When we talk about JRPGs in the West, we often tend to talk about Final Fantasy and most of Square’s games. And for good reason: here and in North America, Final Fantasy games have always received a rather incredible reception. Yet the Dragon Quest series has always been much more appreciated and popular in Japan.. A rather incredible dichotomy that is changing, since very recently, and in particular with the great success of Dragon Quest XI, the balance of power is changing. The Dragon Quest franchise has never been so popular in the West, and things don’t seem to be going to end for what was once Enix’s flagship license. Today, we pay tribute to its creator, a certain Yuji Horii, who was able to influence many more people than we think thanks to his famous cult series.
The crazy story of Yuji Horii in the video game begins in 1982, when he participates in a programming competition in the field organized by the Enix company, which is looking for new talented programmers.. Already very interested in the medium, he proposed during this competition a new tennis game called Love Match Tennis, which allowed him to become one of the winners. He was therefore directly hired by Enix, and discovered around the same time Wizardry, a video game inspired by heroic fantasy, and considered to be one of the very first role-playing games. Until then, Horii only offered detective visual novels (a kind of interactive novel), but he discovered a whole new way of approaching video games.

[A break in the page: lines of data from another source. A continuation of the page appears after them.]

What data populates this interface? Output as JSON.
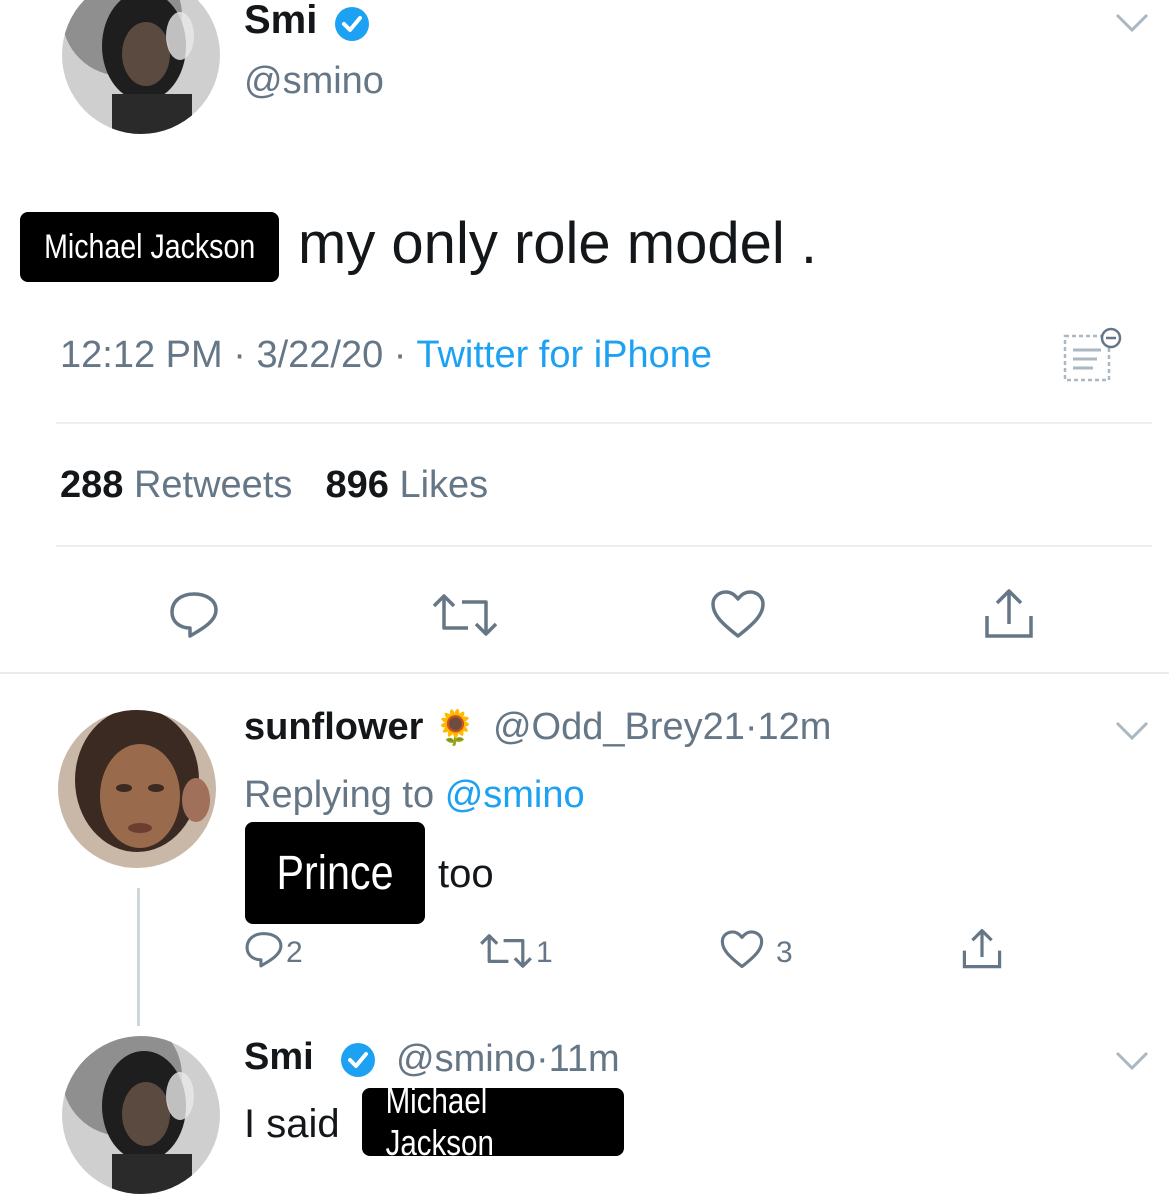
{
  "tweet": {
    "name": "Smi",
    "handle": "@smino",
    "text": "my only role model .",
    "overlay_label": "Michael Jackson",
    "time": "12:12 PM",
    "date": "3/22/20",
    "source": "Twitter for iPhone",
    "dot": "·",
    "retweets_count": "288",
    "retweets_label": "Retweets",
    "likes_count": "896",
    "likes_label": "Likes"
  },
  "reply1": {
    "name": "sunflower",
    "emoji": "🌻",
    "handle": "@Odd_Brey21",
    "dot": "·",
    "time": "12m",
    "replying_label": "Replying to",
    "replying_handle": "@smino",
    "overlay_label": "Prince",
    "text": "too",
    "reply_count": "2",
    "retweet_count": "1",
    "like_count": "3"
  },
  "reply2": {
    "name": "Smi",
    "handle": "@smino",
    "dot": "·",
    "time": "11m",
    "text": "I said",
    "overlay_label": "Michael Jackson"
  },
  "colors": {
    "verified": "#1da1f2",
    "link": "#1da1f2",
    "muted": "#657786",
    "overlay": "#000000"
  }
}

Inspired by Wizardry, he decides to create his own role-playing game, which he will call Dragon Quest.. These are not one, but four Dragon Quest games that will be released on NES in the 80s, the latter receiving an incredible reception in Japan. No doubt that the fact that Yuji Horii managed to convince Akira Toriyama (the creator of Dragon Ball) to participate in the artwork and character design has greatly helped this crazy popularity in the land of the rising sun. It is also important to note that the very first Dragon Quest game was released before the first Final Fantasy, which made Yuji Horii one of the first creators of the genre as we know it today. If the success is at the rendezvous in Japan, it is much more timid everywhere else in the world, unlike Final Fantasy which will benefit from an explosion of global interest in the 90s, especially with Final Fantasy VI and VII.

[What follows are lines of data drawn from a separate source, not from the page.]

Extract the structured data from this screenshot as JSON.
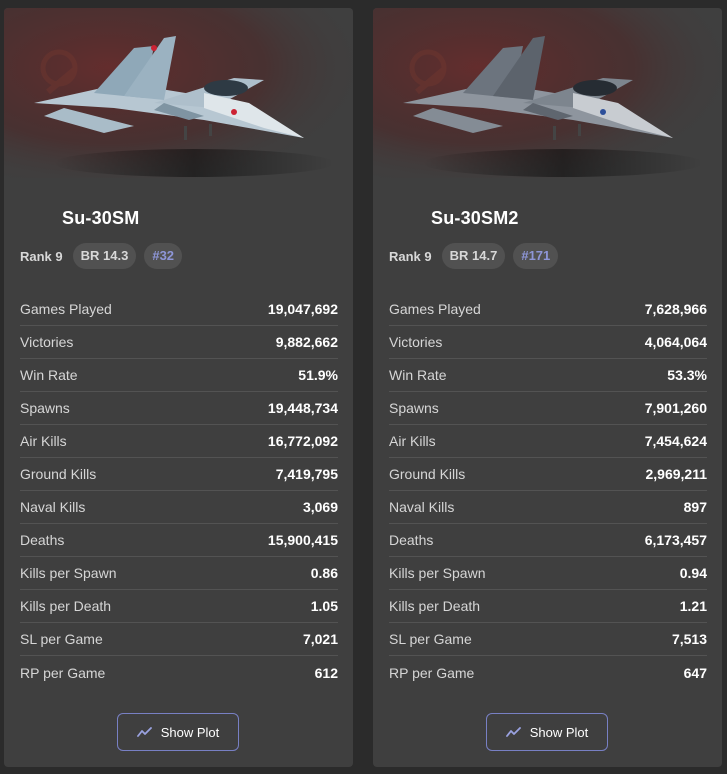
{
  "vehicles": [
    {
      "name": "Su-30SM",
      "rank": "Rank 9",
      "br": "BR 14.3",
      "position": "#32",
      "stats": [
        {
          "label": "Games Played",
          "value": "19,047,692"
        },
        {
          "label": "Victories",
          "value": "9,882,662"
        },
        {
          "label": "Win Rate",
          "value": "51.9%"
        },
        {
          "label": "Spawns",
          "value": "19,448,734"
        },
        {
          "label": "Air Kills",
          "value": "16,772,092"
        },
        {
          "label": "Ground Kills",
          "value": "7,419,795"
        },
        {
          "label": "Naval Kills",
          "value": "3,069"
        },
        {
          "label": "Deaths",
          "value": "15,900,415"
        },
        {
          "label": "Kills per Spawn",
          "value": "0.86"
        },
        {
          "label": "Kills per Death",
          "value": "1.05"
        },
        {
          "label": "SL per Game",
          "value": "7,021"
        },
        {
          "label": "RP per Game",
          "value": "612"
        }
      ],
      "button_label": "Show Plot",
      "camo": "#9fb6c6"
    },
    {
      "name": "Su-30SM2",
      "rank": "Rank 9",
      "br": "BR 14.7",
      "position": "#171",
      "stats": [
        {
          "label": "Games Played",
          "value": "7,628,966"
        },
        {
          "label": "Victories",
          "value": "4,064,064"
        },
        {
          "label": "Win Rate",
          "value": "53.3%"
        },
        {
          "label": "Spawns",
          "value": "7,901,260"
        },
        {
          "label": "Air Kills",
          "value": "7,454,624"
        },
        {
          "label": "Ground Kills",
          "value": "2,969,211"
        },
        {
          "label": "Naval Kills",
          "value": "897"
        },
        {
          "label": "Deaths",
          "value": "6,173,457"
        },
        {
          "label": "Kills per Spawn",
          "value": "0.94"
        },
        {
          "label": "Kills per Death",
          "value": "1.21"
        },
        {
          "label": "SL per Game",
          "value": "7,513"
        },
        {
          "label": "RP per Game",
          "value": "647"
        }
      ],
      "button_label": "Show Plot",
      "camo": "#8a929c"
    }
  ],
  "colors": {
    "page_bg": "#2b2b2b",
    "card_bg": "#3f3f3f",
    "badge_bg": "#515151",
    "position_text": "#8e96d8",
    "button_border": "#7880c4",
    "flag_red": "#5e2424"
  },
  "icons": {
    "hero": "aircraft-image",
    "flag": "soviet-flag-emblem",
    "button": "line-chart-icon"
  }
}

This does not prevent Yuji Horii from cherishing his license and offering heaps of sequels to his fans, especially on Super NES (Dragon Quest V and VI), Playstation (DQ VII) or PS2 (DQ VIII). In the meantime, he’s overseeing another absolute JRPG classic: Chrono Trigger. Yuji Horii finds Akira Toriyama there, but also Hironobu Sakaguchi (his rival, creator of the Final Fantasy series). Then, Square and Enix merge: now, Dragon Quest and Final Fantasy are no longer rivals but colleagues. This allows the license to have less pressure on its performance in the West, and ironically, this is when the success begins to be felt by us. It was with Dragon Quest XI, his latest game, that Yuji Horii enjoyed the greatest success. The game has sold like hot cakes around the world, and there is no doubt that the series still has a great future ahead of it. Moreover, quite recently, on the occasion of the 35th anniversary of the series, a new opus was announced …